Task prompt: Reproduce all of the data below without alteration; exclude every picture.

═══ Available data ═══

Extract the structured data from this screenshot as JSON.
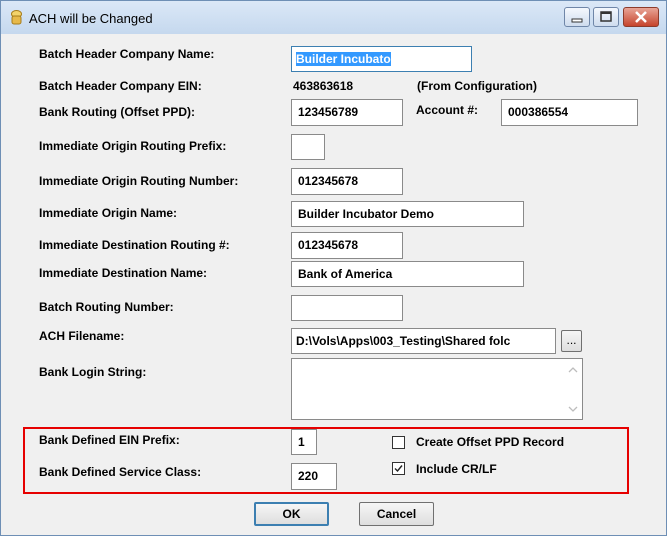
{
  "window": {
    "title": "ACH will be Changed"
  },
  "form": {
    "batch_header_company_name": {
      "label": "Batch Header Company Name:",
      "value": "Builder Incubato"
    },
    "batch_header_company_ein": {
      "label": "Batch Header Company EIN:",
      "value": "463863618",
      "note": "(From Configuration)"
    },
    "bank_routing": {
      "label": "Bank Routing (Offset PPD):",
      "value": "123456789"
    },
    "account": {
      "label": "Account #:",
      "value": "000386554"
    },
    "immediate_origin_routing_prefix": {
      "label": "Immediate Origin Routing Prefix:",
      "value": ""
    },
    "immediate_origin_routing_number": {
      "label": "Immediate Origin Routing Number:",
      "value": "012345678"
    },
    "immediate_origin_name": {
      "label": "Immediate Origin Name:",
      "value": "Builder Incubator Demo"
    },
    "immediate_destination_routing": {
      "label": "Immediate Destination Routing #:",
      "value": "012345678"
    },
    "immediate_destination_name": {
      "label": "Immediate Destination Name:",
      "value": "Bank of America"
    },
    "batch_routing_number": {
      "label": "Batch Routing Number:",
      "value": ""
    },
    "ach_filename": {
      "label": "ACH Filename:",
      "value": "D:\\Vols\\Apps\\003_Testing\\Shared folc",
      "browse": "..."
    },
    "bank_login_string": {
      "label": "Bank Login String:",
      "value": ""
    },
    "bank_defined_ein_prefix": {
      "label": "Bank Defined EIN Prefix:",
      "value": "1"
    },
    "bank_defined_service_class": {
      "label": "Bank Defined Service Class:",
      "value": "220"
    },
    "create_offset_ppd": {
      "label": "Create Offset PPD Record",
      "checked": false
    },
    "include_crlf": {
      "label": "Include CR/LF",
      "checked": true
    }
  },
  "buttons": {
    "ok": "OK",
    "cancel": "Cancel"
  },
  "colors": {
    "highlight_border": "#e60000",
    "selection": "#3399ff"
  }
}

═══

Output of the task:
Extract the structured data from this screenshot as JSON.
{
  "window": {
    "title": "ACH will be Changed"
  },
  "form": {
    "batch_header_company_name": {
      "label": "Batch Header Company Name:",
      "value": "Builder Incubato"
    },
    "batch_header_company_ein": {
      "label": "Batch Header Company EIN:",
      "value": "463863618",
      "note": "(From Configuration)"
    },
    "bank_routing": {
      "label": "Bank Routing (Offset PPD):",
      "value": "123456789"
    },
    "account": {
      "label": "Account #:",
      "value": "000386554"
    },
    "immediate_origin_routing_prefix": {
      "label": "Immediate Origin Routing Prefix:",
      "value": ""
    },
    "immediate_origin_routing_number": {
      "label": "Immediate Origin Routing Number:",
      "value": "012345678"
    },
    "immediate_origin_name": {
      "label": "Immediate Origin Name:",
      "value": "Builder Incubator Demo"
    },
    "immediate_destination_routing": {
      "label": "Immediate Destination Routing #:",
      "value": "012345678"
    },
    "immediate_destination_name": {
      "label": "Immediate Destination Name:",
      "value": "Bank of America"
    },
    "batch_routing_number": {
      "label": "Batch Routing Number:",
      "value": ""
    },
    "ach_filename": {
      "label": "ACH Filename:",
      "value": "D:\\Vols\\Apps\\003_Testing\\Shared folc",
      "browse": "..."
    },
    "bank_login_string": {
      "label": "Bank Login String:",
      "value": ""
    },
    "bank_defined_ein_prefix": {
      "label": "Bank Defined EIN Prefix:",
      "value": "1"
    },
    "bank_defined_service_class": {
      "label": "Bank Defined Service Class:",
      "value": "220"
    },
    "create_offset_ppd": {
      "label": "Create Offset PPD Record",
      "checked": false
    },
    "include_crlf": {
      "label": "Include CR/LF",
      "checked": true
    }
  },
  "buttons": {
    "ok": "OK",
    "cancel": "Cancel"
  },
  "colors": {
    "highlight_border": "#e60000",
    "selection": "#3399ff"
  }
}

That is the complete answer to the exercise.